Toronto Summer Music Festival has two “apprenticeship” programmes; one for chamber musicians and one for singers and collaborative pianists. The latter is directed by Martin Katz and Steven Philcox. On Saturday afternoon in Walter Hall we got our first chance to see this year’s young artists. Eight singers and four pianists were on show. The singers were a mix of those who are well known to anyone who follows student opera in Toronto and newcomers. The pianists were all new to me.
It’s been four years since the initial Canadian Art Song Project concert in the RBA. Since then they’ve commissioned a number of works and started a recital series that has included innovative presentations such as the performance of Brian Harman’s Sewing the Earthwormgiven in November. A work premiered that night; Erik Ross’ The Living Spectacle formed the conclusion to yesterday’s concert but first came a series of works performed by students from the University of Toronto.

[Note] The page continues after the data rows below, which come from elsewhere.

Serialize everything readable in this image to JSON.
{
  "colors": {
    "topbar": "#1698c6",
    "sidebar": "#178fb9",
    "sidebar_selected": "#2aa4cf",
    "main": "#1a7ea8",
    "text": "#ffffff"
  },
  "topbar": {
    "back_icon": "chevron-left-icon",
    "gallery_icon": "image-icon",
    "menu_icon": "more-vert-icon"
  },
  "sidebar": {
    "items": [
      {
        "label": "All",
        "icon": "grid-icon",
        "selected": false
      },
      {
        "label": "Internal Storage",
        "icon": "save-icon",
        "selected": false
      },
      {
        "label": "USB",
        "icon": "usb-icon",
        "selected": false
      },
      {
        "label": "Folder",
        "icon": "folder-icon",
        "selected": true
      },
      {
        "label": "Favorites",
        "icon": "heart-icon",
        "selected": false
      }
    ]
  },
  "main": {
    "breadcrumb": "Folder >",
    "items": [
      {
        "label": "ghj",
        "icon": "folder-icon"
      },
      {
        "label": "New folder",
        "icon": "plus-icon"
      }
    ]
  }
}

Anna Theodosakis’ production of Britten’s Rape of Lucretia for MYOpera updates the piece from proto-historical Rome to somewhere in the mid 20th century which is fine but doesn’t seem, of itself, to add any layers of meaning to the narrative. There are neat visual touches in a simple but effective set design and the nature of and relationships between the characters are deftly drawn. The rape scene manages to be disturbing without being gratuitously graphic. It’s skilful theatre. But is that enough?
This year’s UoT Opera student composed opera sets a libretto by Michael Patrick Albano based on a 1909 story by EM Forster. It’s a dystopian sci-fi story and OK as these things go though one suspects it felt a whole lot more original in 1909. Basically, humanity is living underground in pods with limited face to face interaction. Life is mediated by “The Machine” which increasingly has become an object of veneration as well as utility. The principal characters are Vashti, a believer, and her rebellious son Kuno who is prone to make illegal excursions to the planet surface where, he realises, there are still people living. It’s a bit like Logan’s Run but not as sexy. The Relationship between the two breaks down over their belief systems until The Machine goes belly up at which point there is a reconciliation before everyone dies. Along the way there’s a fair bit of heavy handed philosophising by the narrator and chorus.

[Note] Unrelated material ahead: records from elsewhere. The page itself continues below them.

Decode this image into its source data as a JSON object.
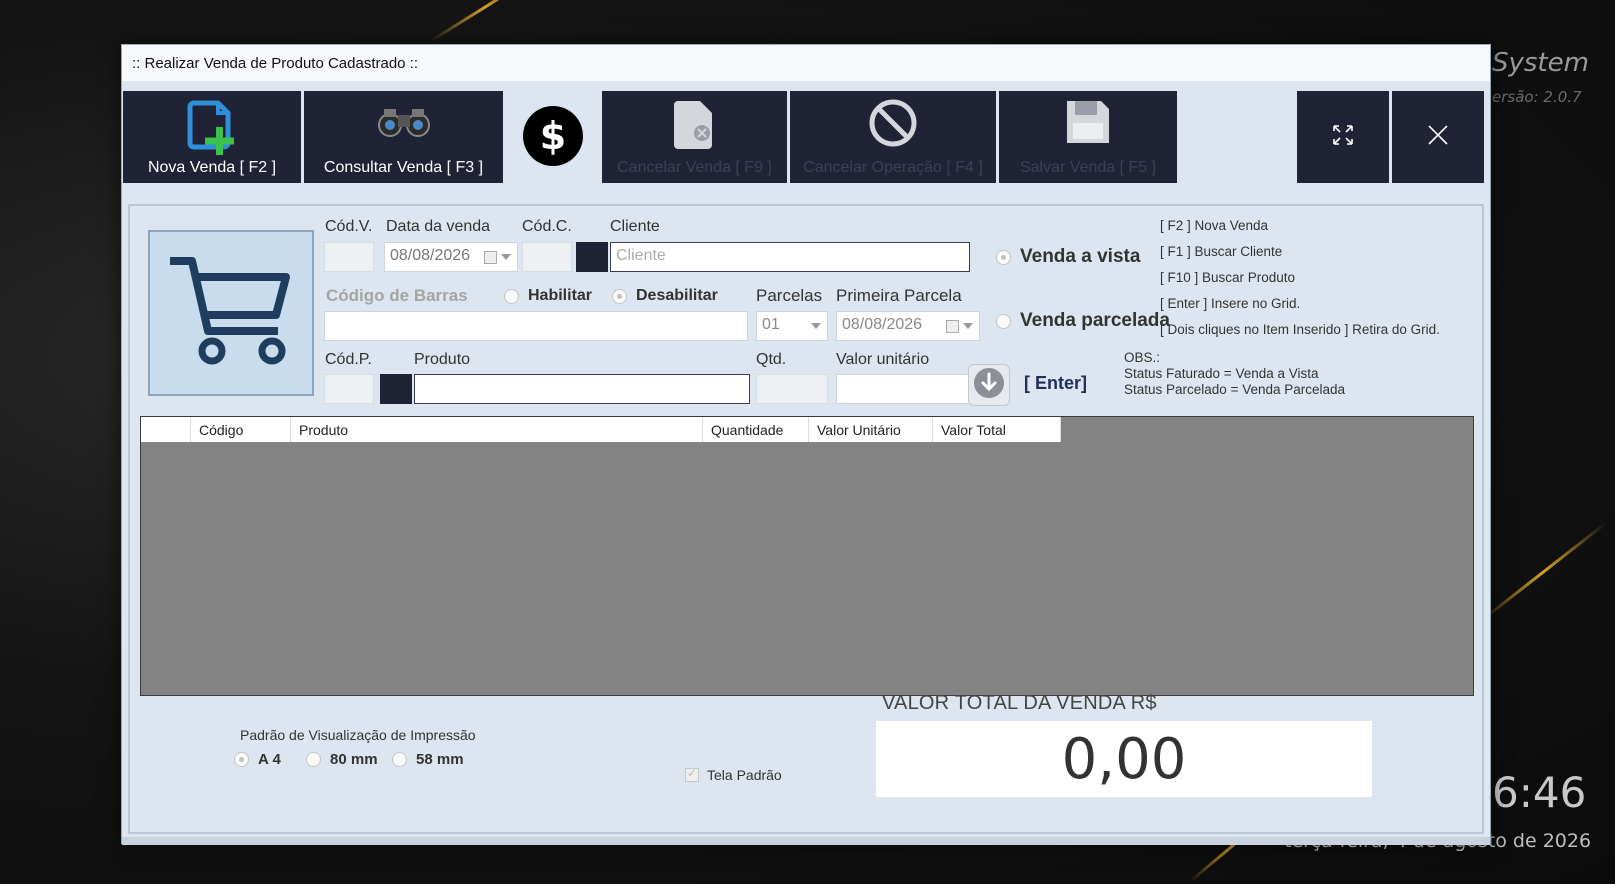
{
  "window": {
    "title": ":: Realizar Venda de Produto Cadastrado ::"
  },
  "background": {
    "brand": "System",
    "version": "ersão: 2.0.7",
    "clock": "6:46",
    "date": "terça-feira, 4 de agosto de 2026"
  },
  "toolbar": {
    "nova_venda": "Nova Venda [ F2 ]",
    "consultar_venda": "Consultar Venda [ F3 ]",
    "cancelar_venda": "Cancelar Venda [ F9 ]",
    "cancelar_operacao": "Cancelar Operação [ F4 ]",
    "salvar_venda": "Salvar Venda [ F5 ]"
  },
  "form": {
    "cod_v_label": "Cód.V.",
    "data_venda_label": "Data da venda",
    "data_venda_value": "08/08/2026",
    "cod_c_label": "Cód.C.",
    "cliente_label": "Cliente",
    "cliente_placeholder": "Cliente",
    "codigo_barras_label": "Código de Barras",
    "habilitar_label": "Habilitar",
    "desabilitar_label": "Desabilitar",
    "parcelas_label": "Parcelas",
    "parcelas_value": "01",
    "primeira_parcela_label": "Primeira Parcela",
    "primeira_parcela_value": "08/08/2026",
    "cod_p_label": "Cód.P.",
    "produto_label": "Produto",
    "qtd_label": "Qtd.",
    "valor_unitario_label": "Valor unitário",
    "venda_vista_label": "Venda a vista",
    "venda_parcelada_label": "Venda parcelada",
    "enter_label": "[ Enter]"
  },
  "shortcuts": {
    "items": [
      "[ F2 ] Nova Venda",
      "[ F1 ] Buscar Cliente",
      "[ F10 ] Buscar Produto",
      "[ Enter ] Insere no Grid.",
      "[ Dois cliques no Item Inserido ] Retira do Grid."
    ],
    "obs_title": "OBS.:",
    "obs_line1": "Status Faturado  = Venda a Vista",
    "obs_line2": "Status Parcelado = Venda Parcelada"
  },
  "grid": {
    "columns": [
      "",
      "Código",
      "Produto",
      "Quantidade",
      "Valor Unitário",
      "Valor Total"
    ]
  },
  "print": {
    "title": "Padrão de Visualização de Impressão",
    "options": [
      "A 4",
      "80 mm",
      "58 mm"
    ],
    "tela_padrao": "Tela Padrão"
  },
  "total": {
    "label": "VALOR TOTAL DA VENDA   R$",
    "value": "0,00"
  }
}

The Fatal Gaze is, in a way, a follow up to last year’s UoT Opera show Last Days in that it consists of a staged performance of pieces of vocal music to a theme. This time the theme is the dangers of seeing or being seen and there’s quite a lot to unpack. The music all lies on an arc from Monteverdi to Gluck and the stories are all taken from classical mythology or thee Bible with some commentary from more modern figures.
New Voices is the latest CD from the Brooklyn Art Song Society. It features songs by Glen Roven, Michael Djupstrom, James Kallenbach and Herschel Gerfein. What most struck me was the retro feel of all four composers’ works. We are in a tonal sound world with occasional jazz/folk inflections and the piano line is clearly written to support the voice. One might be listening to, say Ned Rorem. I say this because it’s such a contrast with the songs being written by contemporary Canadian composers with their chromaticism, experimental and frequently changing time signatures and often almost adversarial relation between voice and piano. Which one prefers, of course, is a matter of taste.

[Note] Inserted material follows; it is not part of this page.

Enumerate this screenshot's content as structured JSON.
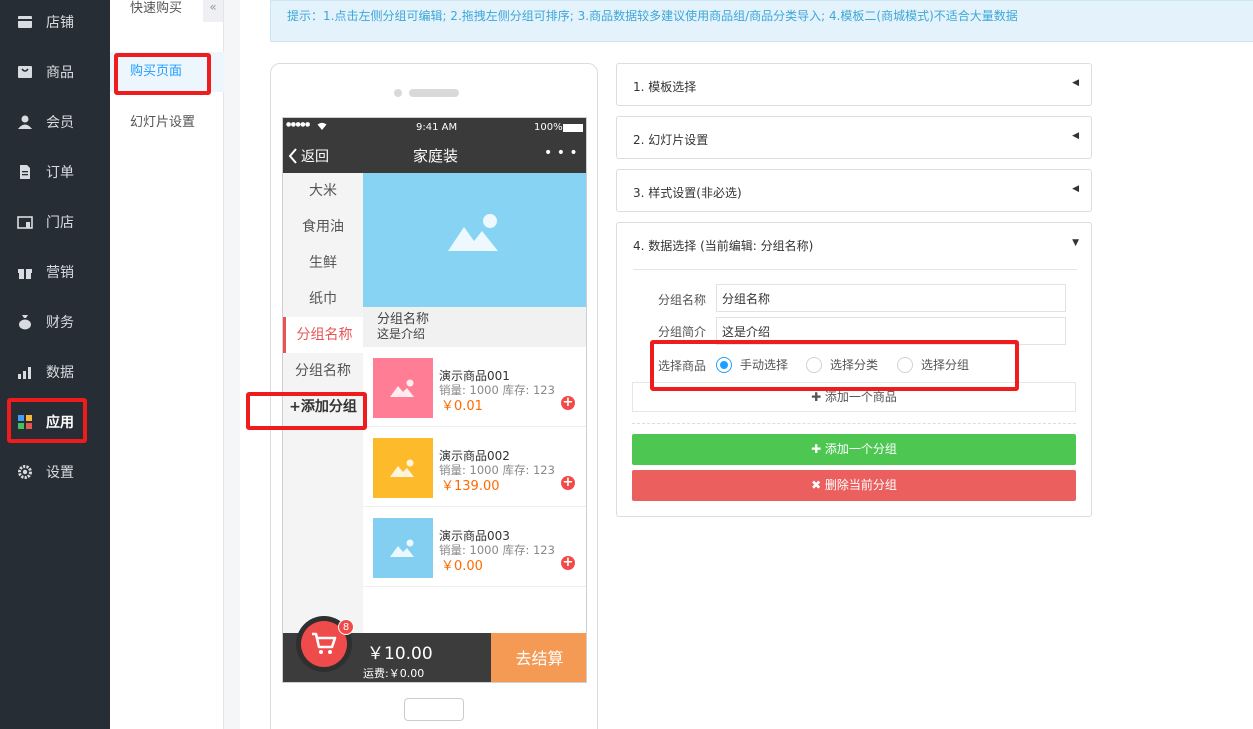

Today’s free concert in the Richard Bradshaw Amphitheatre was given by the University of Toronto’s Opera Program. It was a semi staged assortment of songs and excerpts from operas, operettas and musicals based on the works of Shakespeare with a distinct leaning to the operetta/musical theatre side of things. That’s understandable enough with young singers but it does make the game we all play (at least I do) of trying to guess who the next Jonas Kaufmann or Anna Netrebko is that much harder. Not that I’m very good at it. I’m far more able to predict what a newly bottled Bordeaux will taste like in ten years time than whether the young soprano I’m listening to might go on to sing Siegfried or Turandot at the Met!